The hike to Overlook Cliff is an arduous ascent and I had to stop a few times to catch my breath…. On our journey to the top we admired the lush foliage and could hear the singsong of the birds. We came across a slithering gray snake that Dave followed into the forest to photograph. After about 45 minutes we reached the carved out terrace known as “Overlook Cliffs.” The cool breeze provided us with immediate relief as we sat on the rocks and took in the aerial views of Harpers Ferry and “The Point,” which is where the Shenandoah and Potomac Rivers meet.

Upon our return from Overlook Cliff, we went to a local ice cream shop and got a large raspberry sorbet dessert. We walked behind the ice cream shop and sat on the steps of an old historical home and shared our dessert while recapping the events of the day before catching the bus back to the Visitor’s Center.

[info]Be a trailblazer and stroll along the Appalachian Trail.[/info]


While on the bus back to the Visitor’s Center, I was perusing through our pictures and came across what is now a heavily debated picture….The picture is posted below but earlier that morning I took a black and white picture of a spider web that was located right outside of one of the historical buildings. As I looked at it, I could see the outline of a face. The face looks like a man who is wearing a bandana. Perhaps it was the façade of the building that just so happened to resemble a face. I’d like to go back and photograph that same spot just to see if I can capture the same effect. I don’t know what it is….but it would be pretty cool if I caught a ghost on camera.

Other highlights included our big debut on the Appalachian Trail, our journey to Overlook Cliffs, and talking to the friendly thru-hiker. We wonder to this day whether he completed the Trail.


Small bag with water and snacks, sneakers, credit card, comfortable clothing, and two cameras.


It might be interesting to take a tour to gain a little more insight about the history of Harpers Ferry…or go on one of their ghost tours.

Show me the dough

1 Coffee = $2.50
Lunch at The Secret Six Tavern= $25.00
1 Large Raspberry Sorbet=$5.00
Fuel Cost: Round trip of 120 miles = $12.00




Bike Ride along the Chesapeake and Ohio (C&O) Canal Towpath in Washington, DC

[confirmation]Experience level: 2/5 |[/confirmation]

About the Trip

The DC area is one of the most outdoor friendly cities in the country.
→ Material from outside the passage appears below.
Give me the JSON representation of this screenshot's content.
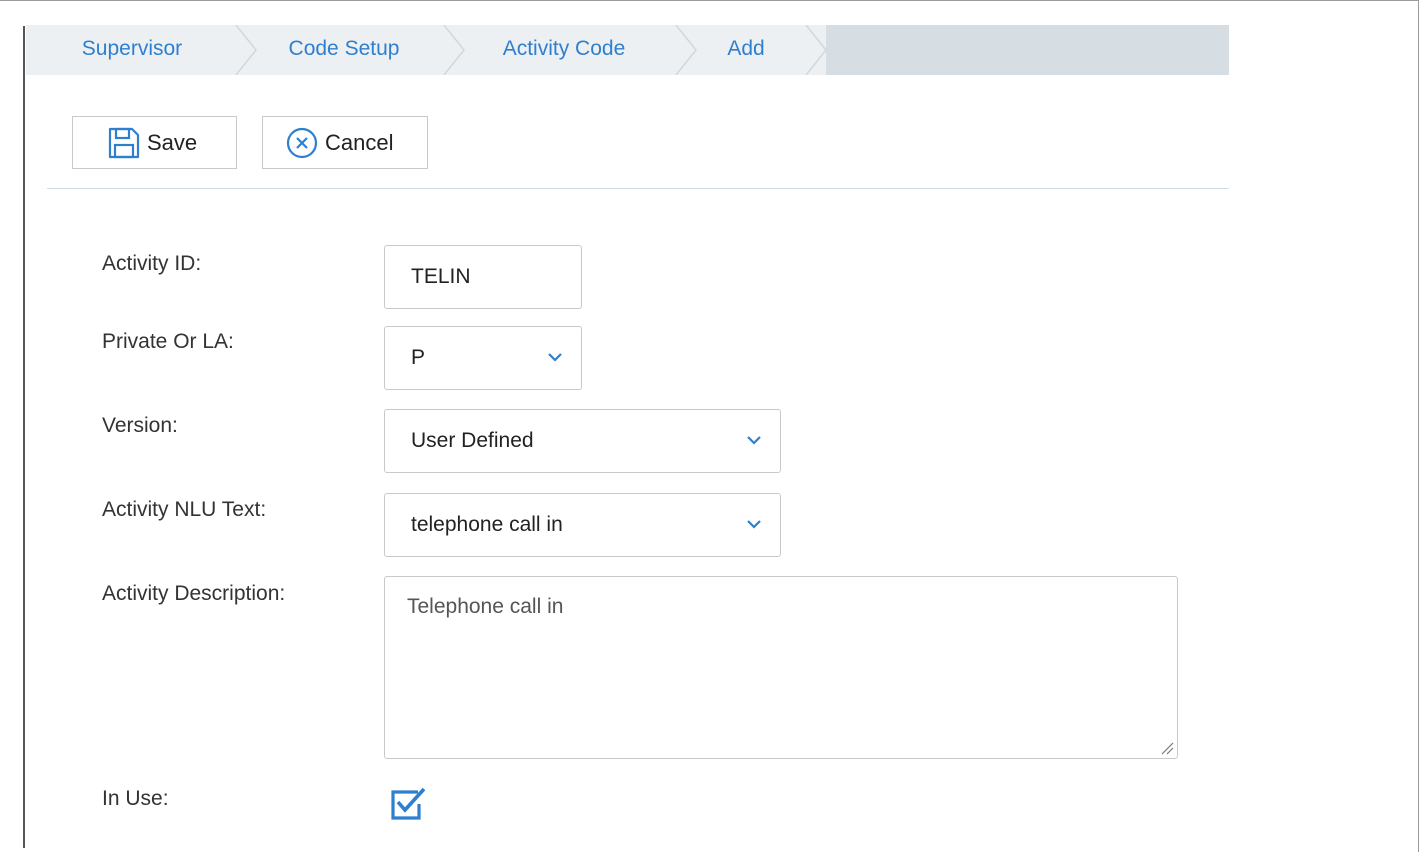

With a multitude of trails and parks to choose from, finding nature within the borders of this city is actually quite easy.
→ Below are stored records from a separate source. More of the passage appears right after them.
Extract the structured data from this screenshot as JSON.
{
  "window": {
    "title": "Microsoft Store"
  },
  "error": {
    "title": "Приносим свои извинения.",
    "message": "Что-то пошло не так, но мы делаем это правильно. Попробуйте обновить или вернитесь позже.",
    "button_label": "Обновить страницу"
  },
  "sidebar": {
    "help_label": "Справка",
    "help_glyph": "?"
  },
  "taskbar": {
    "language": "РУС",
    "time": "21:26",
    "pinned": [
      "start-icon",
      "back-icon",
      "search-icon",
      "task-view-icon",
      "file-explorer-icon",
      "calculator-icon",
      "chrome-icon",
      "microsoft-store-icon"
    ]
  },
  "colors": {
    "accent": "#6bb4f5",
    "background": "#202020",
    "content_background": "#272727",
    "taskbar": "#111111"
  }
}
Following a trail from our apartment, we ventured down to Georgetown, crossed the Key Bridge, rode our bikes through the Francis Scott Key Bridge Park, and rode over a small red bridge that took us to the starting point of the C&O towpath.  The towpath is a dirt road trail that starts in Georgetown and runs 184.5 miles to Cumberland, MD.   The towpath runs through the C&O National Historical Park, which is the narrowest national park in the country.  Here is the link to the park’s website:  On this short day trip, we rode along the towpath for a little while, then turned around and rode over to visit the newly designed Waterfront River Park to bask like lizards on the retaining wall which overlooks the Potomac River.

[warning]If you bike ride in the spring, watch out for hissing geese![/warning]


Our bikes, camera, helmets, comfy clothes and sneakers, biking gloves, and water.


The highlights of the trip included riding past the families of hissing geese, hanging out at the park and watching the boats and kayakers ride by, overlooking the views from the Key Bridge, and just enjoying each other’s company.


I need to invest in a pair of padded biking shorts, because the towpath is a bumpy ride so extra cushioning would be a big plus.

[info]Remember that you eventually have to turn around and go back so time your ride and pace yourself.[/info]

Show me the dough